Preconceptions overcome (of sunlight, and other things)
Since I’ve already made reference to Rambo and The Matrix, please allow me to appear somewhat educated for a moment. In Plato’s Allegory of the Cave, a man has been bound and forced to see only the shadows on the wall that the puppeteers want him to see. He is eventually liberated and realizes that his experience has been manipulated. When he emerges from the cave, the truth is almost too much for him to bear. As such, when I emerged from the next Moscow metro station, I began to see Russia in an entirely new light. Literally.
First of all, the sun was shining. For some reason I’d always imagined Moscow devoid of any color, including sunlight. (Stupid? Yes, I know.) Illuminated or not, Red Square is a vibrant, impressive setting. The grand, classic buildings are brightly painted, the dimensions are massive, and colorful St. Basil’s Cathedral looks like something out of a fairytale. We walked along the Kremlin walls through Alexander Park, a well-groomed garden with statues of famous dead Russian leaders. It reminded me of similar monuments in Washington, D.C. Indeed, every country builds monuments for its best leaders. Perhaps out of respect, certainly in an effort to glorify its own past; to foster pride and patriotism in its citizenry. The eternal flame of the unknown soldier also reminded me of Arlington, and Paris, and for that matter, any nation that has lost thousands – or millions, in Russia’s case – of lives in war.
It made me wonder which is more inane: the kind of extreme nationalism that leads to so many young men dying, or thinking that the sun never shines in Moscow?
Moscow: consumerism alive and well
We continued our walk to Arbat Street, which felt much more like an American consumer pedestrian street than the heart of a once communist empire. There were international restaurants, bars and coffee shops of all kinds, and a few furry costumed characters dancing around, advertising their products. Contrary to rumors, McDonald’s was open. There’s even a Shake Shack!
People strolled and held hands, others walked as they stared at their handheld devices. Indeed, consumer capitalism, globalized techno-culture, and peace-loving harmony were all buzzing along Arbat Street.
And why would I expect anything else? After all, the Soviet Union has been dissolved and Russia opened up for a quarter of a century. However, because much of recent U.S. rhetoric and editorializing has been reminiscent of the Cold War, tensions and myopia seem to have re-emerged. The Russian president, Vladimir Putin, has been demonized for his involvement in Ukraine, his annexation of Crimea, his general defiance toward the U.S., his recent stance on Syria – and all have led to an anti-Putin frenzy in the Western media. Aside from well-deserved criticisms of Putin himself, this kind of blanket perspective tends to paint an entire nation in broad, simple brushstrokes devoid of nuance or variety. It evokes mainly negative impressions of Russia as a whole; most are undeserved. (I'll return to President Putin later.)
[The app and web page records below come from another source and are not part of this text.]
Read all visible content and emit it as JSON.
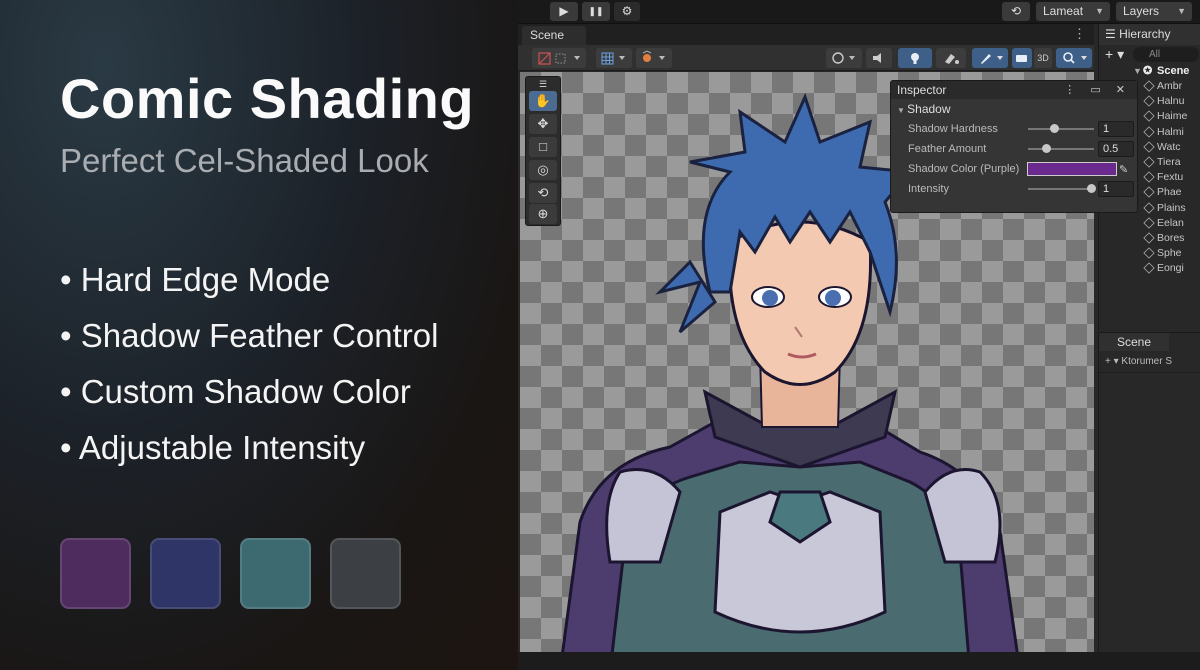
{
  "promo": {
    "title": "Comic Shading",
    "subtitle": "Perfect Cel-Shaded Look",
    "features": [
      "• Hard Edge Mode",
      "• Shadow Feather Control",
      "• Custom Shadow Color",
      "• Adjustable Intensity"
    ],
    "swatches": [
      "#4e2d5e",
      "#2f3566",
      "#3d6a70",
      "#3c3f44"
    ]
  },
  "toolbar": {
    "play_icon": "▶",
    "pause_icon": "❚❚",
    "step_icon": "⚙",
    "history_icon": "⟲",
    "layout_label": "Lameat",
    "layers_label": "Layers"
  },
  "scene_tab": {
    "label": "Scene",
    "more": "⋮"
  },
  "scene_toolbar": {
    "mode_3d": "3D"
  },
  "tools": [
    "☰",
    "✋",
    "✥",
    "□",
    "◎",
    "⟲",
    "⊕"
  ],
  "inspector": {
    "title": "Inspector",
    "section": "Shadow",
    "properties": [
      {
        "label": "Shadow Hardness",
        "value": "1",
        "slider": 0.4
      },
      {
        "label": "Feather Amount",
        "value": "0.5",
        "slider": 0.28
      },
      {
        "label": "Shadow Color (Purple)",
        "color": "#6b2a8e"
      },
      {
        "label": "Intensity",
        "value": "1",
        "slider": 0.95
      }
    ]
  },
  "hierarchy": {
    "tab": "Hierarchy",
    "search_placeholder": "All",
    "root": "Scene",
    "items": [
      "Ambr",
      "Halnu",
      "Haime",
      "Halmi",
      "Watc",
      "Tiera",
      "Fextu",
      "Phae",
      "Plains",
      "Eelan",
      "Bores",
      "Sphe",
      "Eongi"
    ]
  },
  "lower_panel": {
    "tab": "Scene",
    "tools": "+ ▾  Ktorumer  S"
  }
}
Moscow, in general, reminded me of New York City. It brought to mind Gotham City’s imposing concrete testaments to modern industrialization. Fast-paced pedestrians filled the sidewalks. I noticed an abundance of souvenir shops, too – the kind I usually avoid. But, as most tourists, I couldn’t resist. The fake Faberge eggs, matrioshki, and tacky refrigerator magnets were predictable, but the miniature bust of Putin – next to Stalin and Lenin – was not. Even my girlfriend was surprised. “He’s popular with many,” she said, “but this is making him an icon.”
Putin the Great?